Rather than spiraling straight down, however, "Oslo, August 31st" boldly offers a couple passages of defiant beauty, one involving a young woman (Kjaersti Odden Skjeldal) who is almost a celestial re-invitation to the straight & narrow and another involving a piece of classical music. These moments, though, are fleeting, and that is what Anders, terribly, seems to recognize without having any idea how to cope.

Earlier at the party Anders sits on the roof with a kindly ex-girlfriend who is shrouded in a sweet sadness. She says: "I think there's something wrong with me, some defect. I don't know what.

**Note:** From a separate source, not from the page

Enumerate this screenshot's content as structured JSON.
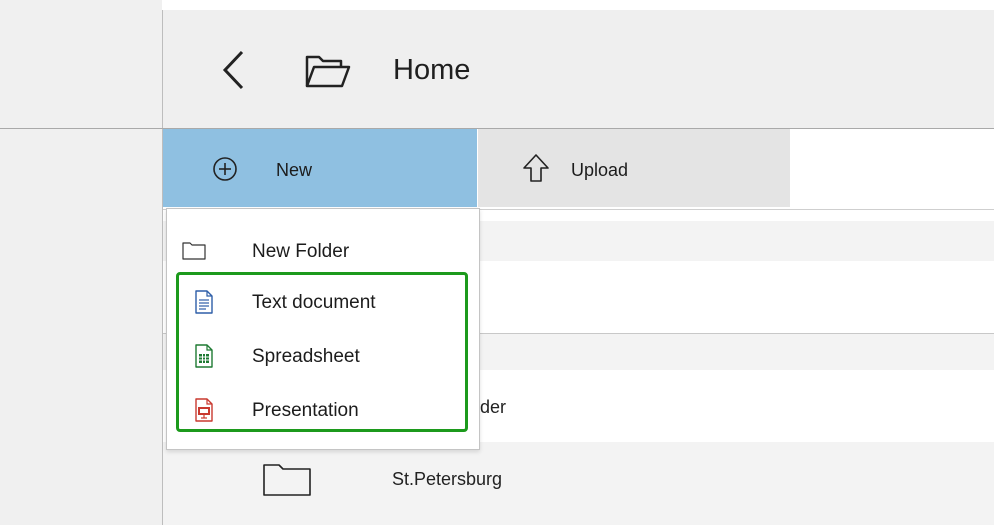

It's just....." and her words trail off into nothing.


Andrew K. said...

This movie is beautiful, profound and devastating.

All the review I've read of this (fine, I only read this and another) make note of how Anders is such an easy stand-in for the audience and I agree. I think part of the film's effect is that you're able to see and understand his issue's so clearly inasmuch as even the least "suicidal" person must have felt separated from those around him at some point.

2012 sure has given us its share of sobering dramas.

Anonymous said...

Brilliant review! You make me want to see this even more, Nick. Sounds like it's beautifully profound, it's rare for films to hit you hard in such a personal way.

– ruth

Anonymous said...

Indeed a devastating movie. I was a complete mess towards the end. The film is based on a novel, which also has been adapted to film by Louis Malle many years ago, with the difference that he drug addiction at that time was alcohol. I'd love to see that as well.

Alex Withrow said...

Hey man, I think I've mentioned this before, but I really dig your style of writing. It's just works for me. Your leads and kickers, in particular, are always so damn intriguing.

This review is just case in point. I loved the hell out of this movie, but I like it even more after reading this.

Well done, my friend.

Nick Prigge said...

Andrew: Very well said, my friend. It is amazing how it takes this subject matter and yet makes it so universal.

Ruth: Thanks, Ruth! As you can tell, I highly recommend it.

Jessica: Really? I did not know that. I'm intrigued to see that version as well.

Alex: Thanks, man. That means a lot. I really appreciate it.

Derek Armstrong said...

The beauty of the early-morning bike ride, with the bikes "powered" by little contrails of fire extinguisher smoke, followed by the dip in the pool in which he cannot quite participate, really stick with me. But my most enduring image from this movie is the shot of that girl looking back over her shoulder with that wide smile, listening to her voice echoing. Ah, life. It's so close yet so far away.

Nick Prigge said...

"Ah, life. It's so close yet so far away."

I think I want that on my coffee mug.